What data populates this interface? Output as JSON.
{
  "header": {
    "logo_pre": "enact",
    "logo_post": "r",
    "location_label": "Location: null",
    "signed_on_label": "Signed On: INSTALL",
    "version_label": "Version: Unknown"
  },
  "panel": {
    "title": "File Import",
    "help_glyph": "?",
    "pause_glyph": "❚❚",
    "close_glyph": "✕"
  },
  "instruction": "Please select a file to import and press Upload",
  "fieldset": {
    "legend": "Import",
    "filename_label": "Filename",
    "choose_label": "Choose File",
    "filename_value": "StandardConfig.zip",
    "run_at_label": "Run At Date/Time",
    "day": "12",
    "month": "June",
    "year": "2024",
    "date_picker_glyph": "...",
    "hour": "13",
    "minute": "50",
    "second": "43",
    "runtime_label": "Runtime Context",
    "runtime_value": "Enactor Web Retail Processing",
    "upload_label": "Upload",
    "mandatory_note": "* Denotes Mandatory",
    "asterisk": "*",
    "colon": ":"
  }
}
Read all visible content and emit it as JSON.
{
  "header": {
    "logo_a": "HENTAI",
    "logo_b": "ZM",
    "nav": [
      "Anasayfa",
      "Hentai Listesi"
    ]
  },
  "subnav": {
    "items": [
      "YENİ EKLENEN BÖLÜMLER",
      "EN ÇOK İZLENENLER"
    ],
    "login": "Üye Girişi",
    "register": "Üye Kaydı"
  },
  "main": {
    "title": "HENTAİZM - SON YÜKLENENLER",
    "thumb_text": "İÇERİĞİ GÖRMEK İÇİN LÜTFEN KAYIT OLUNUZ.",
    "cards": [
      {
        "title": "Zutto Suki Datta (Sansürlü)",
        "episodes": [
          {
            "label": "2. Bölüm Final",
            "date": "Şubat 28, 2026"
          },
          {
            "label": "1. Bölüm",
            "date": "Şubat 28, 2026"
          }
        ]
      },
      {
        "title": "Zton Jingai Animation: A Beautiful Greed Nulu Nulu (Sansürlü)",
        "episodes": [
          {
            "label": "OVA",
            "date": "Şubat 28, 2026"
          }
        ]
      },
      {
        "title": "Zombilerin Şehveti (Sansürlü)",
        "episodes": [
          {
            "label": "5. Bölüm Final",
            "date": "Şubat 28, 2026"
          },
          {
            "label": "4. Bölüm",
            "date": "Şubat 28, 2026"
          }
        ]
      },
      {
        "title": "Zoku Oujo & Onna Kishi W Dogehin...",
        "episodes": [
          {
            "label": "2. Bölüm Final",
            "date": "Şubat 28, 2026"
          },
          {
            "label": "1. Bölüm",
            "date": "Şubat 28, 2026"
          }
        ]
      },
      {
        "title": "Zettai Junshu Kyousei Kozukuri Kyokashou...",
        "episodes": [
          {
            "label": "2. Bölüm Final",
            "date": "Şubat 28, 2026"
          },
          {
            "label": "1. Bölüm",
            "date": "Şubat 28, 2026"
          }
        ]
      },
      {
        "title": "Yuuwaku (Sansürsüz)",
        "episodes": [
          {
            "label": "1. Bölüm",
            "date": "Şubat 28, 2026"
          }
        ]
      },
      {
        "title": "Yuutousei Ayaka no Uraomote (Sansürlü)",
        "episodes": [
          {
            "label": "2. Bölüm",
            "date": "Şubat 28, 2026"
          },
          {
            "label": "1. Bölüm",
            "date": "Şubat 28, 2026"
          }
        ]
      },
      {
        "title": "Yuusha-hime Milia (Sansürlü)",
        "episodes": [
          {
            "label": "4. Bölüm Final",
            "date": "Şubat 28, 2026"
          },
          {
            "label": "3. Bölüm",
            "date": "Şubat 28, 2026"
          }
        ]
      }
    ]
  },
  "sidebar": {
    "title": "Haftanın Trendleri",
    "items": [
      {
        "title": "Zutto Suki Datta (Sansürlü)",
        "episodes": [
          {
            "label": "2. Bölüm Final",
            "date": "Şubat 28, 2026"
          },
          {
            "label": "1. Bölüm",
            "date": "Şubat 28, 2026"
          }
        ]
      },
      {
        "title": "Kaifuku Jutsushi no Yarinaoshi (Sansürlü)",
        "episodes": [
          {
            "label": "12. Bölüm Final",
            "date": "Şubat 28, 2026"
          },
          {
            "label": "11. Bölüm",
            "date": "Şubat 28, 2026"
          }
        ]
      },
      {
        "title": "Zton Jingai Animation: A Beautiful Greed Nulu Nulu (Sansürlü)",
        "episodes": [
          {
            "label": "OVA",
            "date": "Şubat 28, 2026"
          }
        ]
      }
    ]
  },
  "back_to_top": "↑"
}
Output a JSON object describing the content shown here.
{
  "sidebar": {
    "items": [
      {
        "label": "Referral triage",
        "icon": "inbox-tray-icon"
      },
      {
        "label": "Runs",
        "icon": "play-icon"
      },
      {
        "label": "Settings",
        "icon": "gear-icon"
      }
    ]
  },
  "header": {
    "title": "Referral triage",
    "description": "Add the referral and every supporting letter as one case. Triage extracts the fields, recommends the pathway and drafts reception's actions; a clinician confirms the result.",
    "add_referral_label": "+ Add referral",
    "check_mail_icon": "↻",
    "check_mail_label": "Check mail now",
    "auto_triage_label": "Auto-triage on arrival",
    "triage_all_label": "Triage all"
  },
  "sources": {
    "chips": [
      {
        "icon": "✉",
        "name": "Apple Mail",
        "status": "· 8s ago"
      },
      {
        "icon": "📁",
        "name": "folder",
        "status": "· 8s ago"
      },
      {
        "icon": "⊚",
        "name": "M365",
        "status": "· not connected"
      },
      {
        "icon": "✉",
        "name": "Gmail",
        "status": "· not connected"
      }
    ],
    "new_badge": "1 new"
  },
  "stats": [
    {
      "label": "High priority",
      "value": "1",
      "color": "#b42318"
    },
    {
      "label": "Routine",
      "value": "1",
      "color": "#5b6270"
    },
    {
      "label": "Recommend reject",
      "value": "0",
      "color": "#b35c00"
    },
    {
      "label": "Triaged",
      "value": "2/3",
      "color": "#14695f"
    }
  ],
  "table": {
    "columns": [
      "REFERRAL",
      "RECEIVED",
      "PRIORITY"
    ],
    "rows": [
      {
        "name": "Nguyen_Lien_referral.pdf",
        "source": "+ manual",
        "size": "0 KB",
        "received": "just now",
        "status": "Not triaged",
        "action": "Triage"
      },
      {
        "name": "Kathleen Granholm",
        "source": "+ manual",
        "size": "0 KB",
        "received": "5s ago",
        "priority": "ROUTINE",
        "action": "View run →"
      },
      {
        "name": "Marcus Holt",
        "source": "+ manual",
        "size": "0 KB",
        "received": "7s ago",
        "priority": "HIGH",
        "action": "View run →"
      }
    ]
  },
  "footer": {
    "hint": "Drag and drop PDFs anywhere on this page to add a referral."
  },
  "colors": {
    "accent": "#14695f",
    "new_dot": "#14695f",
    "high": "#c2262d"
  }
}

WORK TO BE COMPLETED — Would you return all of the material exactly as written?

RESPONSE FOR THIS EXERCISE —
What data populates this interface? Output as JSON.
{
  "header": {
    "logo_pre": "enact",
    "logo_post": "r",
    "location_label": "Location: null",
    "signed_on_label": "Signed On: INSTALL",
    "version_label": "Version: Unknown"
  },
  "panel": {
    "title": "File Import",
    "help_glyph": "?",
    "pause_glyph": "❚❚",
    "close_glyph": "✕"
  },
  "instruction": "Please select a file to import and press Upload",
  "fieldset": {
    "legend": "Import",
    "filename_label": "Filename",
    "choose_label": "Choose File",
    "filename_value": "StandardConfig.zip",
    "run_at_label": "Run At Date/Time",
    "day": "12",
    "month": "June",
    "year": "2024",
    "date_picker_glyph": "...",
    "hour": "13",
    "minute": "50",
    "second": "43",
    "runtime_label": "Runtime Context",
    "runtime_value": "Enactor Web Retail Processing",
    "upload_label": "Upload",
    "mandatory_note": "* Denotes Mandatory",
    "asterisk": "*",
    "colon": ":"
  }
}
Read all visible content and emit it as JSON.
{
  "header": {
    "logo_a": "HENTAI",
    "logo_b": "ZM",
    "nav": [
      "Anasayfa",
      "Hentai Listesi"
    ]
  },
  "subnav": {
    "items": [
      "YENİ EKLENEN BÖLÜMLER",
      "EN ÇOK İZLENENLER"
    ],
    "login": "Üye Girişi",
    "register": "Üye Kaydı"
  },
  "main": {
    "title": "HENTAİZM - SON YÜKLENENLER",
    "thumb_text": "İÇERİĞİ GÖRMEK İÇİN LÜTFEN KAYIT OLUNUZ.",
    "cards": [
      {
        "title": "Zutto Suki Datta (Sansürlü)",
        "episodes": [
          {
            "label": "2. Bölüm Final",
            "date": "Şubat 28, 2026"
          },
          {
            "label": "1. Bölüm",
            "date": "Şubat 28, 2026"
          }
        ]
      },
      {
        "title": "Zton Jingai Animation: A Beautiful Greed Nulu Nulu (Sansürlü)",
        "episodes": [
          {
            "label": "OVA",
            "date": "Şubat 28, 2026"
          }
        ]
      },
      {
        "title": "Zombilerin Şehveti (Sansürlü)",
        "episodes": [
          {
            "label": "5. Bölüm Final",
            "date": "Şubat 28, 2026"
          },
          {
            "label": "4. Bölüm",
            "date": "Şubat 28, 2026"
          }
        ]
      },
      {
        "title": "Zoku Oujo & Onna Kishi W Dogehin...",
        "episodes": [
          {
            "label": "2. Bölüm Final",
            "date": "Şubat 28, 2026"
          },
          {
            "label": "1. Bölüm",
            "date": "Şubat 28, 2026"
          }
        ]
      },
      {
        "title": "Zettai Junshu Kyousei Kozukuri Kyokashou...",
        "episodes": [
          {
            "label": "2. Bölüm Final",
            "date": "Şubat 28, 2026"
          },
          {
            "label": "1. Bölüm",
            "date": "Şubat 28, 2026"
          }
        ]
      },
      {
        "title": "Yuuwaku (Sansürsüz)",
        "episodes": [
          {
            "label": "1. Bölüm",
            "date": "Şubat 28, 2026"
          }
        ]
      },
      {
        "title": "Yuutousei Ayaka no Uraomote (Sansürlü)",
        "episodes": [
          {
            "label": "2. Bölüm",
            "date": "Şubat 28, 2026"
          },
          {
            "label": "1. Bölüm",
            "date": "Şubat 28, 2026"
          }
        ]
      },
      {
        "title": "Yuusha-hime Milia (Sansürlü)",
        "episodes": [
          {
            "label": "4. Bölüm Final",
            "date": "Şubat 28, 2026"
          },
          {
            "label": "3. Bölüm",
            "date": "Şubat 28, 2026"
          }
        ]
      }
    ]
  },
  "sidebar": {
    "title": "Haftanın Trendleri",
    "items": [
      {
        "title": "Zutto Suki Datta (Sansürlü)",
        "episodes": [
          {
            "label": "2. Bölüm Final",
            "date": "Şubat 28, 2026"
          },
          {
            "label": "1. Bölüm",
            "date": "Şubat 28, 2026"
          }
        ]
      },
      {
        "title": "Kaifuku Jutsushi no Yarinaoshi (Sansürlü)",
        "episodes": [
          {
            "label": "12. Bölüm Final",
            "date": "Şubat 28, 2026"
          },
          {
            "label": "11. Bölüm",
            "date": "Şubat 28, 2026"
          }
        ]
      },
      {
        "title": "Zton Jingai Animation: A Beautiful Greed Nulu Nulu (Sansürlü)",
        "episodes": [
          {
            "label": "OVA",
            "date": "Şubat 28, 2026"
          }
        ]
      }
    ]
  },
  "back_to_top": "↑"
}
Output a JSON object describing the content shown here.
{
  "sidebar": {
    "items": [
      {
        "label": "Referral triage",
        "icon": "inbox-tray-icon"
      },
      {
        "label": "Runs",
        "icon": "play-icon"
      },
      {
        "label": "Settings",
        "icon": "gear-icon"
      }
    ]
  },
  "header": {
    "title": "Referral triage",
    "description": "Add the referral and every supporting letter as one case. Triage extracts the fields, recommends the pathway and drafts reception's actions; a clinician confirms the result.",
    "add_referral_label": "+ Add referral",
    "check_mail_icon": "↻",
    "check_mail_label": "Check mail now",
    "auto_triage_label": "Auto-triage on arrival",
    "triage_all_label": "Triage all"
  },
  "sources": {
    "chips": [
      {
        "icon": "✉",
        "name": "Apple Mail",
        "status": "· 8s ago"
      },
      {
        "icon": "📁",
        "name": "folder",
        "status": "· 8s ago"
      },
      {
        "icon": "⊚",
        "name": "M365",
        "status": "· not connected"
      },
      {
        "icon": "✉",
        "name": "Gmail",
        "status": "· not connected"
      }
    ],
    "new_badge": "1 new"
  },
  "stats": [
    {
      "label": "High priority",
      "value": "1",
      "color": "#b42318"
    },
    {
      "label": "Routine",
      "value": "1",
      "color": "#5b6270"
    },
    {
      "label": "Recommend reject",
      "value": "0",
      "color": "#b35c00"
    },
    {
      "label": "Triaged",
      "value": "2/3",
      "color": "#14695f"
    }
  ],
  "table": {
    "columns": [
      "REFERRAL",
      "RECEIVED",
      "PRIORITY"
    ],
    "rows": [
      {
        "name": "Nguyen_Lien_referral.pdf",
        "source": "+ manual",
        "size": "0 KB",
        "received": "just now",
        "status": "Not triaged",
        "action": "Triage"
      },
      {
        "name": "Kathleen Granholm",
        "source": "+ manual",
        "size": "0 KB",
        "received": "5s ago",
        "priority": "ROUTINE",
        "action": "View run →"
      },
      {
        "name": "Marcus Holt",
        "source": "+ manual",
        "size": "0 KB",
        "received": "7s ago",
        "priority": "HIGH",
        "action": "View run →"
      }
    ]
  },
  "footer": {
    "hint": "Drag and drop PDFs anywhere on this page to add a referral."
  },
  "colors": {
    "accent": "#14695f",
    "new_dot": "#14695f",
    "high": "#c2262d"
  }
}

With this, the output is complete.